Commentary: Jackson was a bad sign for Redskins
Daniel Snyder strikes again.
Snyder, the owner of the Washington Redskins, has turned one of the NFL’s great franchises into a laughingstock. Was anybody surprised when he coughed up the money to sign free-agent wide receiver DeSean Jackson? Snyder has been throwing money at his inept franchise since he bought the team in 1999 and has had seven head coaches and three winning seasons.
There was quite a bit of controversy around Jackson’s release by the Eagles last week because of a story insinuating that the Eagles were concerned about Jackson’s possible gang affiliation. Jackson had been known to flash the Crips sign every now and then.
Snyder proved a long time ago that he doesn’t have a clue about putting together a perennial contender much less a winning team, and he also has made it clear that he still thinks that there is a correlation between spending and winning in the NFL.

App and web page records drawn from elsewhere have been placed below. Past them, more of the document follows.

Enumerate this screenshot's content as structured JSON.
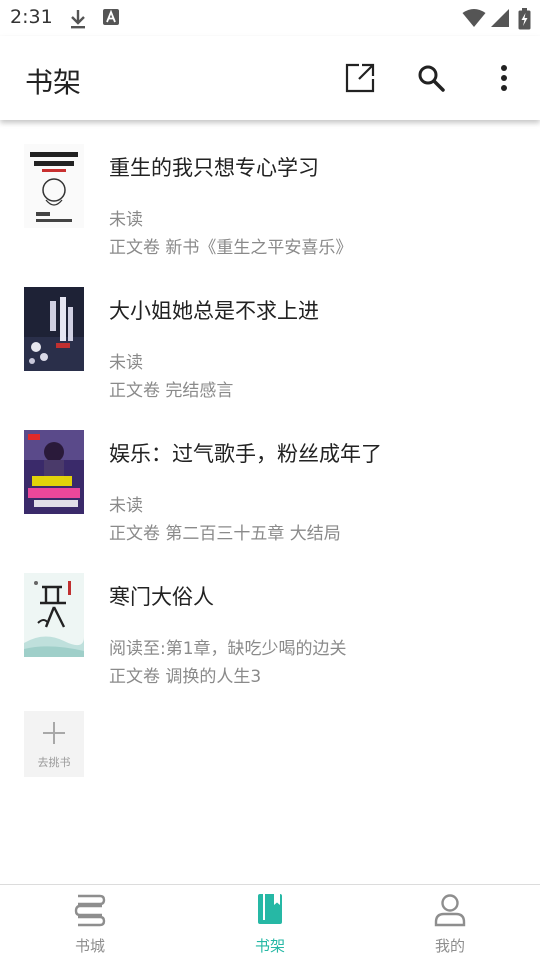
{
  "status_bar": {
    "time": "2:31",
    "icons": [
      "download-icon",
      "a-box-icon",
      "wifi-icon",
      "cellular-icon",
      "battery-icon"
    ]
  },
  "app_bar": {
    "title": "书架",
    "actions": [
      "share-icon",
      "search-icon",
      "more-vert-icon"
    ]
  },
  "books": [
    {
      "title": "重生的我只想专心学习",
      "progress": "未读",
      "latest": "正文卷 新书《重生之平安喜乐》",
      "cover_icon": "book-cover"
    },
    {
      "title": "大小姐她总是不求上进",
      "progress": "未读",
      "latest": "正文卷 完结感言",
      "cover_icon": "book-cover"
    },
    {
      "title": "娱乐：过气歌手，粉丝成年了",
      "progress": "未读",
      "latest": "正文卷 第二百三十五章 大结局",
      "cover_icon": "book-cover"
    },
    {
      "title": "寒门大俗人",
      "progress": "阅读至:第1章，缺吃少喝的边关",
      "latest": "正文卷 调换的人生3",
      "cover_icon": "book-cover"
    }
  ],
  "add_book": {
    "label": "去挑书",
    "icon": "plus-icon"
  },
  "bottom_nav": {
    "items": [
      {
        "label": "书城",
        "icon": "bookstore-icon",
        "active": false
      },
      {
        "label": "书架",
        "icon": "bookshelf-icon",
        "active": true
      },
      {
        "label": "我的",
        "icon": "person-icon",
        "active": false
      }
    ]
  },
  "colors": {
    "accent": "#26b8a5",
    "secondary_text": "#8a8a8a",
    "primary_text": "#222222"
  }
}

We don’t know how many teams showed any real interest in signing Jackson, who signed a three-year, $24 million deal with the Redskins, with $16 million guranteed, but it’s probably safe to assume that Snyder overpaid. He got himself a really good wide receiver — probably one of the top five in the league. But he also got himself, suspicions of gang affiliation aside, a bad guy.

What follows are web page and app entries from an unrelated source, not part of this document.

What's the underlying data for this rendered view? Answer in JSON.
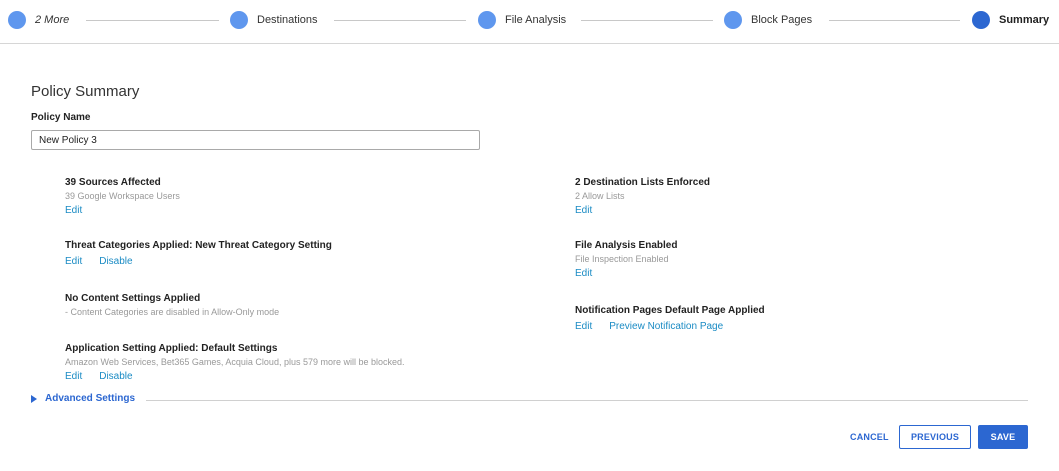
{
  "stepper": {
    "steps": [
      {
        "label": "2 More",
        "state": "completed"
      },
      {
        "label": "Destinations",
        "state": "completed"
      },
      {
        "label": "File Analysis",
        "state": "completed"
      },
      {
        "label": "Block Pages",
        "state": "completed"
      },
      {
        "label": "Summary",
        "state": "current"
      }
    ]
  },
  "page": {
    "title": "Policy Summary",
    "policy_name_label": "Policy Name",
    "policy_name_value": "New Policy 3"
  },
  "summary": {
    "sources": {
      "heading": "39 Sources Affected",
      "detail": "39 Google Workspace Users",
      "edit": "Edit"
    },
    "threat": {
      "heading": "Threat Categories Applied: New Threat Category Setting",
      "edit": "Edit",
      "disable": "Disable"
    },
    "content": {
      "heading": "No Content Settings Applied",
      "detail": "- Content Categories are disabled in Allow-Only mode"
    },
    "application": {
      "heading": "Application Setting Applied: Default Settings",
      "detail": "Amazon Web Services, Bet365 Games, Acquia Cloud, plus 579 more will be blocked.",
      "edit": "Edit",
      "disable": "Disable"
    },
    "destinations": {
      "heading": "2 Destination Lists Enforced",
      "detail": "2 Allow Lists",
      "edit": "Edit"
    },
    "file_analysis": {
      "heading": "File Analysis Enabled",
      "detail": "File Inspection Enabled",
      "edit": "Edit"
    },
    "notification": {
      "heading": "Notification Pages Default Page Applied",
      "edit": "Edit",
      "preview": "Preview Notification Page"
    }
  },
  "advanced": {
    "label": "Advanced Settings",
    "icon": "caret-right-icon",
    "expanded": false
  },
  "footer": {
    "cancel": "CANCEL",
    "previous": "PREVIOUS",
    "save": "SAVE"
  },
  "colors": {
    "step_dot": "#5f97ee",
    "step_dot_current": "#2c67d1",
    "link": "#1a8bc4",
    "primary": "#2c67d1"
  }
}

Have you read or heard any complaints from Jackson’s former teammates on the Eagles?
There’s always the possibility that an immature 27-year-old will grow up when he joins your team, but Snyder made a gamble on a guy who, according to Joseph Santoliquito of CBS Philadelphia, was not liked by his teammates and, according to multiple team sources, including players, was “blatantly insubordinate, with temper tantrums cussing out (head coach Chip) Kelly several times in front of the team … and was more concerned with his rap label than he was about winning football games.”
According to the story, many players were happy when they heard he was released.
Yeah, there’s a guy you want to guarantee $16 million of your money.
Put me down as a Chip Kelly fan, although it would have been even more impressive if he had cut Jackson immediately after one of his tantrums.
• The Steelers guaranteed LeGarrette Blount $950,000 to be their backup running back next season. They’re expected to use him in short-yardage and goal-line situations, but if you check out his highlights on YouTube, you might get the idea that he could be and should be used for a lot more than that.
His nickname is The Winnebago. He might not make Steelers fans forget about The Bus, but he could, if given the opportunity, create a running back controversy. He’s a 6-foot, 250-pound back who runs over people, makes people miss and has surprising breakaway speed.
In the Patriots’ last regular-season game, Blount gained 189 yards on 24 carries and scored two touchdowns. He followed that up with 166 yards on 24 carries against the Colts in the playoffs.
He also was suspended in college for punching an opponent in the mouth after a game and is playing on his fourth team in four years. So, even the Steelers have become less picky than they used to be.
• The “wooing” at PNC Park is one more example in a really long list of examples of the rapid dumbing-down of the American sports fan.
• When you read stories about the NCAA protecting the amateur purity of its football and basketball student-athletes, keep in mind that 39 hockey players who will be competing in the Frozen Four this weekend have already been drafted by NHL teams.
• NBC sportscaster Bob Costas went on “Late Night with Seth Meyers” on Thursday night and said America needs stiffer gun control laws because of all the problems that have resulted from NFL players owning guns. Bob needs to stop talking about guns.
• I heard rumors that there were tailgaters outside South Carolina’s Williams-Brice Stadium, where Jadeveon Clowney held his pro day workout Tuesday. I was too afraid to confirm them.
• How do you like Major League Baseball’s replay system so far? You ain’t seen nothing yet. I thought it was interesting that, during a Pirates game in which replays played a major role, home plate umpire Bob Davidson was missing pitch after pitch and there was no way to “make it right” with a replay.
• According to “Pro Football Focus,” the Steelers have signed the worst-tackling safety, the worst-cover corner and the most-butter-fingered receiver as free agents. The scary thing is that those signings might have made the team better.
• If you want to see why players not being paid is the least of college football’s problems, check out the story about academic fraud on this month’s “Real Sports” on HBO. My favorite was the football player at the University of Memphis who kept Dr. Seuss books under his bed to teach himself how to read. That’s Dr. Seuss as in “The Cat in the Hat,” which means that Memphis might have enrolled a football player who couldn’t spell football.